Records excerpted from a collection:
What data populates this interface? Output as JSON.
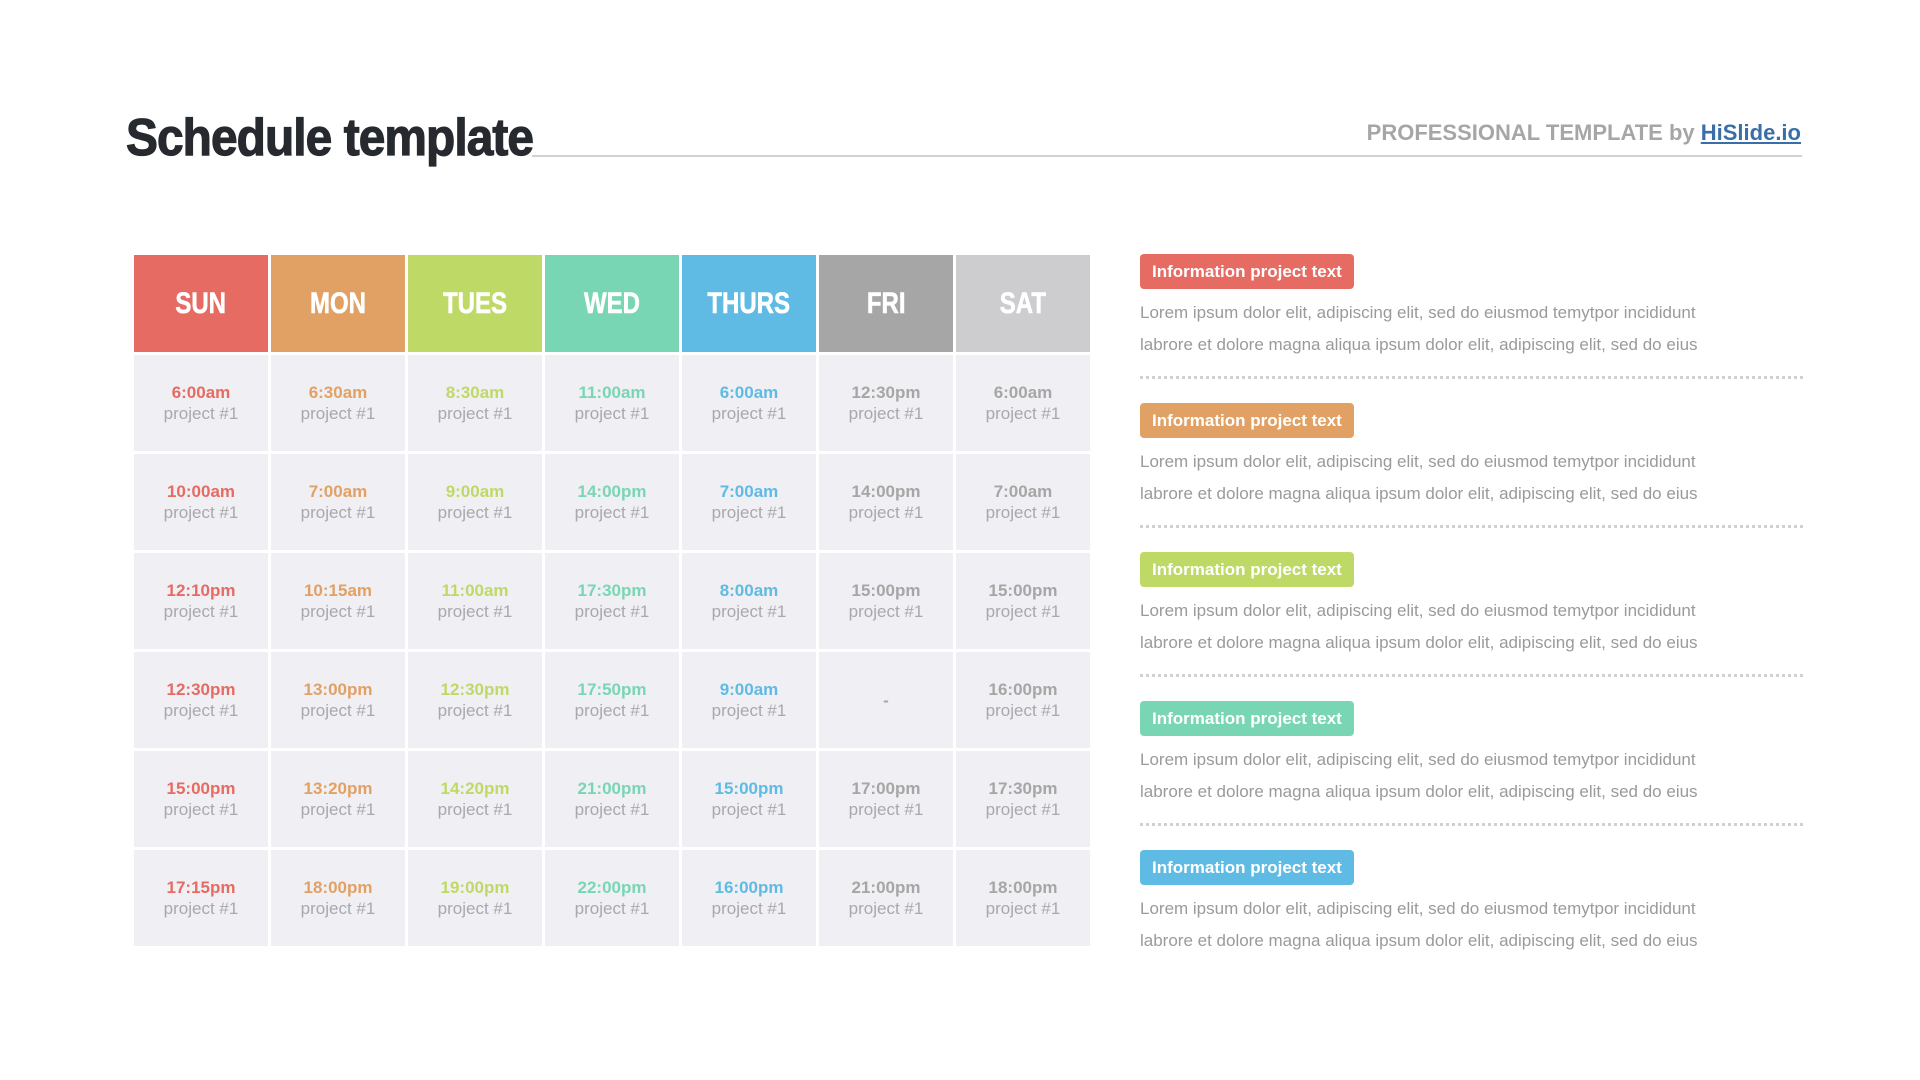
{
  "header": {
    "title": "Schedule template",
    "brand_prefix": "PROFESSIONAL TEMPLATE by ",
    "brand_link": "HiSlide.io"
  },
  "colors": {
    "sun": "#e56b63",
    "mon": "#e2a164",
    "tues": "#bfd966",
    "wed": "#79d6b4",
    "thurs": "#5fbbe4",
    "fri": "#a6a6a6",
    "sat": "#cdcccf",
    "fri_text": "#a6a6a6",
    "sat_text": "#a6a6a6"
  },
  "schedule": {
    "days": [
      {
        "label": "SUN",
        "color_key": "sun"
      },
      {
        "label": "MON",
        "color_key": "mon"
      },
      {
        "label": "TUES",
        "color_key": "tues"
      },
      {
        "label": "WED",
        "color_key": "wed"
      },
      {
        "label": "THURS",
        "color_key": "thurs"
      },
      {
        "label": "FRI",
        "color_key": "fri"
      },
      {
        "label": "SAT",
        "color_key": "sat"
      }
    ],
    "rows": [
      [
        {
          "time": "6:00am",
          "project": "project #1"
        },
        {
          "time": "6:30am",
          "project": "project #1"
        },
        {
          "time": "8:30am",
          "project": "project #1"
        },
        {
          "time": "11:00am",
          "project": "project #1"
        },
        {
          "time": "6:00am",
          "project": "project #1"
        },
        {
          "time": "12:30pm",
          "project": "project #1"
        },
        {
          "time": "6:00am",
          "project": "project #1"
        }
      ],
      [
        {
          "time": "10:00am",
          "project": "project #1"
        },
        {
          "time": "7:00am",
          "project": "project #1"
        },
        {
          "time": "9:00am",
          "project": "project #1"
        },
        {
          "time": "14:00pm",
          "project": "project #1"
        },
        {
          "time": "7:00am",
          "project": "project #1"
        },
        {
          "time": "14:00pm",
          "project": "project #1"
        },
        {
          "time": "7:00am",
          "project": "project #1"
        }
      ],
      [
        {
          "time": "12:10pm",
          "project": "project #1"
        },
        {
          "time": "10:15am",
          "project": "project #1"
        },
        {
          "time": "11:00am",
          "project": "project #1"
        },
        {
          "time": "17:30pm",
          "project": "project #1"
        },
        {
          "time": "8:00am",
          "project": "project #1"
        },
        {
          "time": "15:00pm",
          "project": "project #1"
        },
        {
          "time": "15:00pm",
          "project": "project #1"
        }
      ],
      [
        {
          "time": "12:30pm",
          "project": "project #1"
        },
        {
          "time": "13:00pm",
          "project": "project #1"
        },
        {
          "time": "12:30pm",
          "project": "project #1"
        },
        {
          "time": "17:50pm",
          "project": "project #1"
        },
        {
          "time": "9:00am",
          "project": "project #1"
        },
        {
          "empty": "-"
        },
        {
          "time": "16:00pm",
          "project": "project #1"
        }
      ],
      [
        {
          "time": "15:00pm",
          "project": "project #1"
        },
        {
          "time": "13:20pm",
          "project": "project #1"
        },
        {
          "time": "14:20pm",
          "project": "project #1"
        },
        {
          "time": "21:00pm",
          "project": "project #1"
        },
        {
          "time": "15:00pm",
          "project": "project #1"
        },
        {
          "time": "17:00pm",
          "project": "project #1"
        },
        {
          "time": "17:30pm",
          "project": "project #1"
        }
      ],
      [
        {
          "time": "17:15pm",
          "project": "project #1"
        },
        {
          "time": "18:00pm",
          "project": "project #1"
        },
        {
          "time": "19:00pm",
          "project": "project #1"
        },
        {
          "time": "22:00pm",
          "project": "project #1"
        },
        {
          "time": "16:00pm",
          "project": "project #1"
        },
        {
          "time": "21:00pm",
          "project": "project #1"
        },
        {
          "time": "18:00pm",
          "project": "project #1"
        }
      ]
    ]
  },
  "info": {
    "items": [
      {
        "badge": "Information project text",
        "color_key": "sun",
        "line1": "Lorem ipsum dolor elit, adipiscing elit, sed do eiusmod temytpor incididunt",
        "line2": "labrore et dolore magna aliqua ipsum dolor elit, adipiscing elit, sed do eius"
      },
      {
        "badge": "Information project text",
        "color_key": "mon",
        "line1": "Lorem ipsum dolor elit, adipiscing elit, sed do eiusmod temytpor incididunt",
        "line2": "labrore et dolore magna aliqua ipsum dolor elit, adipiscing elit, sed do eius"
      },
      {
        "badge": "Information project text",
        "color_key": "tues",
        "line1": "Lorem ipsum dolor elit, adipiscing elit, sed do eiusmod temytpor incididunt",
        "line2": "labrore et dolore magna aliqua ipsum dolor elit, adipiscing elit, sed do eius"
      },
      {
        "badge": "Information project text",
        "color_key": "wed",
        "line1": "Lorem ipsum dolor elit, adipiscing elit, sed do eiusmod temytpor incididunt",
        "line2": "labrore et dolore magna aliqua ipsum dolor elit, adipiscing elit, sed do eius"
      },
      {
        "badge": "Information project text",
        "color_key": "thurs",
        "line1": "Lorem ipsum dolor elit, adipiscing elit, sed do eiusmod temytpor incididunt",
        "line2": "labrore et dolore magna aliqua ipsum dolor elit, adipiscing elit, sed do eius"
      }
    ]
  }
}
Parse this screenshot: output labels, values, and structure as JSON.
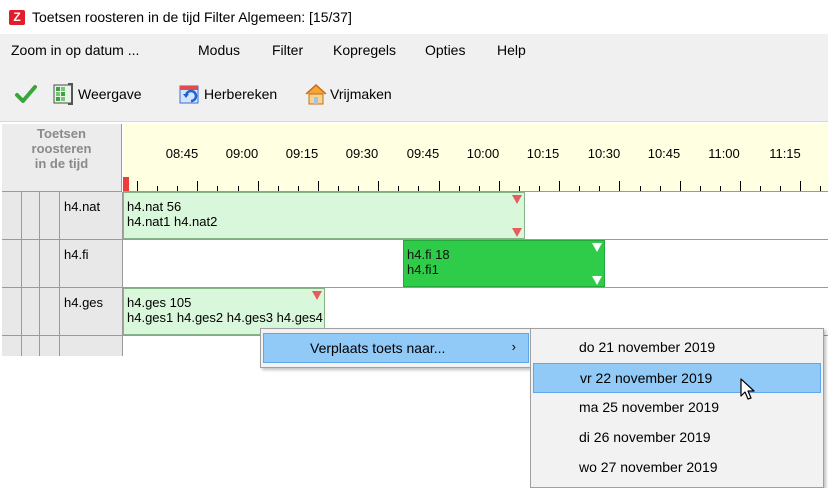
{
  "window": {
    "title": "Toetsen roosteren in de tijd  Filter Algemeen: [15/37]",
    "icon": "app-logo-icon"
  },
  "menu": [
    "Zoom in op datum ...",
    "Modus",
    "Filter",
    "Kopregels",
    "Opties",
    "Help"
  ],
  "toolbar": {
    "confirm_icon": "check-icon",
    "weergave": "Weergave",
    "herbereken": "Herbereken",
    "vrijmaken": "Vrijmaken"
  },
  "grid": {
    "corner_title": "Toetsen roosteren in de tijd",
    "time_labels": [
      "08:45",
      "09:00",
      "09:15",
      "09:30",
      "09:45",
      "10:00",
      "10:15",
      "10:30",
      "10:45",
      "11:00",
      "11:15"
    ],
    "rows": [
      {
        "name": "h4.nat",
        "block_title": "h4.nat 56",
        "block_groups": "h4.nat1 h4.nat2"
      },
      {
        "name": "h4.fi",
        "block_title": "h4.fi 18",
        "block_groups": "h4.fi1"
      },
      {
        "name": "h4.ges",
        "block_title": "h4.ges 105",
        "block_groups": "h4.ges1 h4.ges2 h4.ges3 h4.ges4"
      },
      {
        "name": ""
      }
    ]
  },
  "context_menu": {
    "item": "Verplaats toets naar...",
    "submenu": [
      "do 21 november 2019",
      "vr 22 november 2019",
      "ma 25 november 2019",
      "di 26 november 2019",
      "wo 27 november 2019"
    ],
    "highlighted": "vr 22 november 2019"
  },
  "colors": {
    "timeline_bg": "#ffffe1",
    "block_light": "#d9f7db",
    "block_dark": "#2fcc4a",
    "menu_highlight": "#91c9f7"
  }
}
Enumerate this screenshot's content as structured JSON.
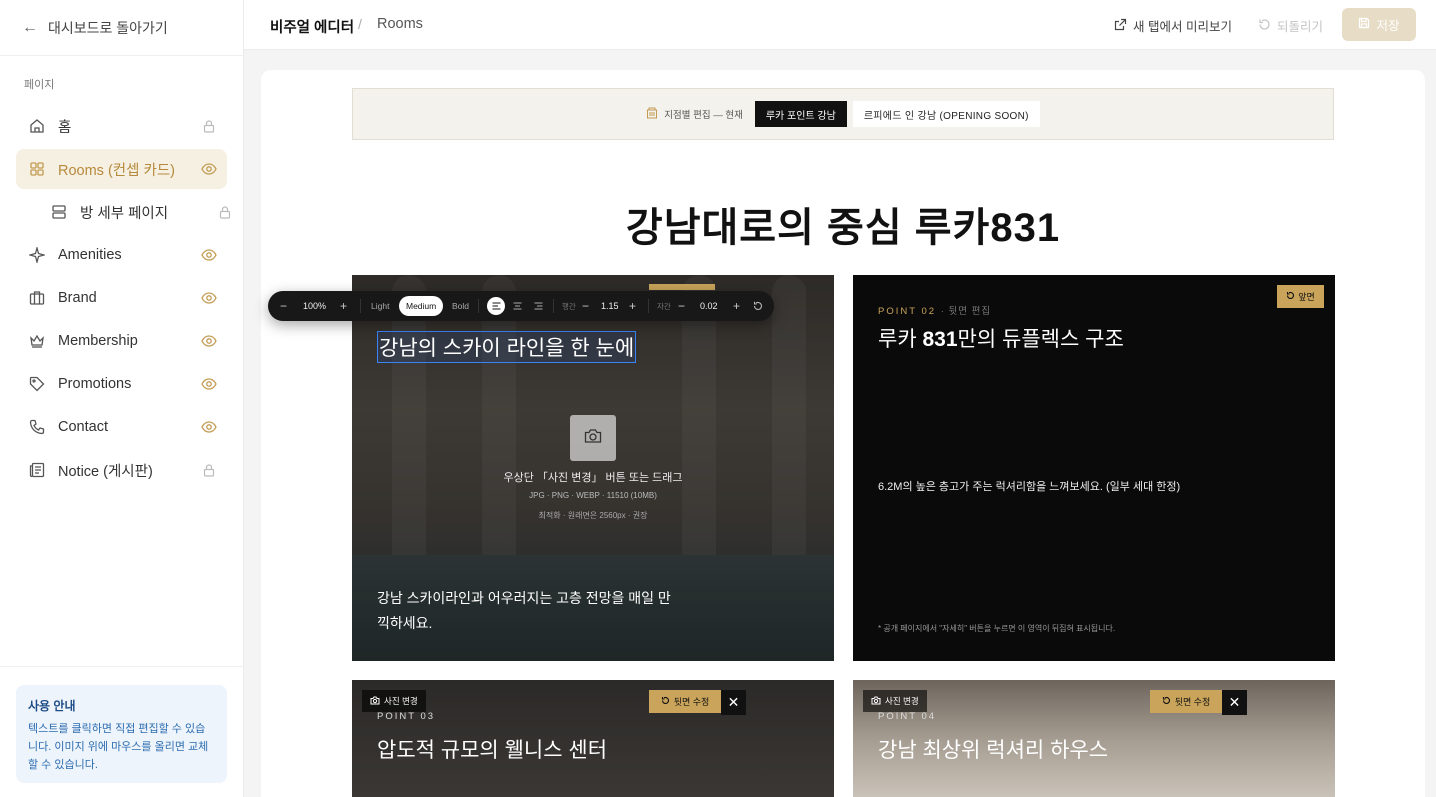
{
  "sidebar": {
    "back_label": "대시보드로 돌아가기",
    "section_label": "페이지",
    "items": [
      {
        "label": "홈",
        "icon": "home-icon",
        "status": "lock-icon"
      },
      {
        "label": "Rooms (컨셉 카드)",
        "icon": "grid-icon",
        "status": "eye-icon",
        "active": true
      },
      {
        "label": "방 세부 페이지",
        "icon": "layout-icon",
        "status": "lock-icon",
        "sub": true
      },
      {
        "label": "Amenities",
        "icon": "sparkle-icon",
        "status": "eye-icon"
      },
      {
        "label": "Brand",
        "icon": "briefcase-icon",
        "status": "eye-icon"
      },
      {
        "label": "Membership",
        "icon": "crown-icon",
        "status": "eye-icon"
      },
      {
        "label": "Promotions",
        "icon": "tag-icon",
        "status": "eye-icon"
      },
      {
        "label": "Contact",
        "icon": "phone-icon",
        "status": "eye-icon"
      },
      {
        "label": "Notice (게시판)",
        "icon": "newspaper-icon",
        "status": "lock-icon"
      }
    ],
    "guide": {
      "title": "사용 안내",
      "text": "텍스트를 클릭하면 직접 편집할 수 있습니다. 이미지 위에 마우스를 올리면 교체할 수 있습니다."
    }
  },
  "topbar": {
    "app_title": "비주얼 에디터",
    "separator": "/",
    "page_title": "Rooms",
    "preview_label": "새 탭에서 미리보기",
    "undo_label": "되돌리기",
    "save_label": "저장"
  },
  "branch": {
    "label": "지점별 편집 — 현재",
    "tabs": [
      {
        "label": "루카 포인트 강남",
        "active": true
      },
      {
        "label": "르피에드 인 강남 (OPENING SOON)",
        "active": false
      }
    ]
  },
  "headline": {
    "main": "강남대로의 중심 루카",
    "bold": "831"
  },
  "toolbar": {
    "zoom_minus": "−",
    "zoom": "100%",
    "zoom_plus": "+",
    "weight_light": "Light",
    "weight_medium": "Medium",
    "weight_bold": "Bold",
    "line_label": "행간",
    "line_minus": "−",
    "line_height": "1.15",
    "line_plus": "+",
    "letter_label": "자간",
    "letter_minus": "−",
    "letter_spacing": "0.02",
    "letter_plus": "+"
  },
  "cards": {
    "card1": {
      "title": "강남의 스카이 라인을 한 눈에",
      "upload_line1": "우상단 「사진 변경」 버튼 또는 드래그",
      "upload_line2": "JPG · PNG · WEBP · 11510 (10MB)",
      "upload_line3": "최적화 · 원래면은 2560px · 권장",
      "desc": "강남 스카이라인과 어우러지는 고층 전망을 매일 만끽하세요."
    },
    "card2": {
      "point": "POINT 02",
      "point_sub": "· 뒷면 편집",
      "title_prefix": "루카 ",
      "title_bold": "831",
      "title_suffix": "만의 듀플렉스 구조",
      "desc": "6.2M의 높은 층고가 주는 럭셔리함을 느껴보세요. (일부 세대 한정)",
      "note": "* 공개 페이지에서 \"자세히\" 버튼을 누르면 이 영역이 뒤집혀 표시됩니다.",
      "front_label": "앞면"
    },
    "card3": {
      "photo_label": "사진 변경",
      "point": "POINT 03",
      "title": "압도적 규모의 웰니스 센터",
      "back_label": "뒷면 수정",
      "close": "✕"
    },
    "card4": {
      "photo_label": "사진 변경",
      "point": "POINT 04",
      "title": "강남 최상위 럭셔리 하우스",
      "back_label": "뒷면 수정",
      "close": "✕"
    }
  },
  "colors": {
    "accent": "#c9a45a",
    "active_bg": "#f6f0e3",
    "save_bg": "#e7dcc6",
    "guide_bg": "#eef4fb"
  }
}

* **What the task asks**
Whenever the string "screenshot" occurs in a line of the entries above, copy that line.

* **Result below**
Parse this screenshot: output labels, values, and structure as JSON.
Enumerate this screenshot's content as structured JSON.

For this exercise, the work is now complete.